• Exercise requirements
This exercise calls for every line of the listing below that contains the word "dxdy".

##### Task inputs #####

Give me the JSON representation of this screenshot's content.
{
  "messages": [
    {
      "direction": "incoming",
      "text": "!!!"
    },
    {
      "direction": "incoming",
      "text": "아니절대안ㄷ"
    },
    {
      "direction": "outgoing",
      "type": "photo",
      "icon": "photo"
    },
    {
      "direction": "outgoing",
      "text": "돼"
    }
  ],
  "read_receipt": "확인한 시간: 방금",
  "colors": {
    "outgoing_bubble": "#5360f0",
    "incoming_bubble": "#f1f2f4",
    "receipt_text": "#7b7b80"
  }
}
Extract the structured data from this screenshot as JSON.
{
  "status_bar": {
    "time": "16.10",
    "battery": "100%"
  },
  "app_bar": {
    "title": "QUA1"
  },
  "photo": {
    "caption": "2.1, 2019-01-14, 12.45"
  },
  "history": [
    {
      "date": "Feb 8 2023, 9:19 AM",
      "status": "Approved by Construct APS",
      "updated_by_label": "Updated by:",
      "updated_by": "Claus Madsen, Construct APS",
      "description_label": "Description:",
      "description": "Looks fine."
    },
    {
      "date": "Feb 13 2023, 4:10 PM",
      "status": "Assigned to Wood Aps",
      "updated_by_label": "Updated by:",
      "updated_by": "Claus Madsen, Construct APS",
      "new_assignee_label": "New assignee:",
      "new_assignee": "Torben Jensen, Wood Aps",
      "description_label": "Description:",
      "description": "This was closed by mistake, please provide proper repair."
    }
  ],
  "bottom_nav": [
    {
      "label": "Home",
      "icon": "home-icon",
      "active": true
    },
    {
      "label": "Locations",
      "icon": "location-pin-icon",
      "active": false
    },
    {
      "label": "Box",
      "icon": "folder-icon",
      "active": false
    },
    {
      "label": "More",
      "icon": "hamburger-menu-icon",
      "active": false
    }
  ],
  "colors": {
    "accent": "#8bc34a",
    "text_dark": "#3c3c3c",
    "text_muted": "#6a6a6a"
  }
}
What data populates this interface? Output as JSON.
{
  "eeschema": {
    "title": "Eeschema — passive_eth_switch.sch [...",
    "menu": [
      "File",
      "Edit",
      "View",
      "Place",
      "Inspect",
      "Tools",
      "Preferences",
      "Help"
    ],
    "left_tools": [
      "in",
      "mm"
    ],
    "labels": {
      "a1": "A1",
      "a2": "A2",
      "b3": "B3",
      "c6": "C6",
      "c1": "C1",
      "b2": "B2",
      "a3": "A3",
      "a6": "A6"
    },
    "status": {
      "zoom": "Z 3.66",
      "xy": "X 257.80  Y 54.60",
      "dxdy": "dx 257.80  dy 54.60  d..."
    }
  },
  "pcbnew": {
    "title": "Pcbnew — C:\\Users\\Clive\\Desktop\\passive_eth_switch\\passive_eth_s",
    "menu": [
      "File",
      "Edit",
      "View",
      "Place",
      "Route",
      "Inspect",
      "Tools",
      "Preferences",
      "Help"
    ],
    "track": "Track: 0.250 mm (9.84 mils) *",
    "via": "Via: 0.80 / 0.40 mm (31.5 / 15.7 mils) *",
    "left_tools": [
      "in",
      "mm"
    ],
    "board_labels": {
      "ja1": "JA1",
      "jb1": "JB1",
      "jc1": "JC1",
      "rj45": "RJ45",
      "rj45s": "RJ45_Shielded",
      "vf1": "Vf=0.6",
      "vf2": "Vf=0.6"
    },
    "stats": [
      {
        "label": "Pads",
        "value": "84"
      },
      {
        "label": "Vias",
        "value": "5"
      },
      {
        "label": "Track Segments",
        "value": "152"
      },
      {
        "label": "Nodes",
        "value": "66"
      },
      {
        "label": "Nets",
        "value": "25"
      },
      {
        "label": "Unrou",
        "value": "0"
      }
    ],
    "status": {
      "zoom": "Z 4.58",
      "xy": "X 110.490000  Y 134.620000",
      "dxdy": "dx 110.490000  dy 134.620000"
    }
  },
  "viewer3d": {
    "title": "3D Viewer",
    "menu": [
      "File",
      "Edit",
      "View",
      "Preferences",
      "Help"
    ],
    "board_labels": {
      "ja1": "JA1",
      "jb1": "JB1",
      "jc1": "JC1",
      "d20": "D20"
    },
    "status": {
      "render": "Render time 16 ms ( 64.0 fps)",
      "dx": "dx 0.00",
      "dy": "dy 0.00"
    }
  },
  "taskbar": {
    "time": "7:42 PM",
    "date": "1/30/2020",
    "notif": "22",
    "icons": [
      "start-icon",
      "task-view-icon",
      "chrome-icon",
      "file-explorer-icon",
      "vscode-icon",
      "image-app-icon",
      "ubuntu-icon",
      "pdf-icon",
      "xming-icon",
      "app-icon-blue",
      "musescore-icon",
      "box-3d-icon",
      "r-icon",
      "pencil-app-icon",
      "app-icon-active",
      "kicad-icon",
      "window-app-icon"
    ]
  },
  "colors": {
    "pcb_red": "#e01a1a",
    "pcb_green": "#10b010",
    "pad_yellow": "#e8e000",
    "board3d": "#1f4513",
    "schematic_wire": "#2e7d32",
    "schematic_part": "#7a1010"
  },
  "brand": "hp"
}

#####

• Response below
      "dxdy": "dx 257.80  dy 54.60  d..."
      "dxdy": "dx 110.490000  dy 134.620000"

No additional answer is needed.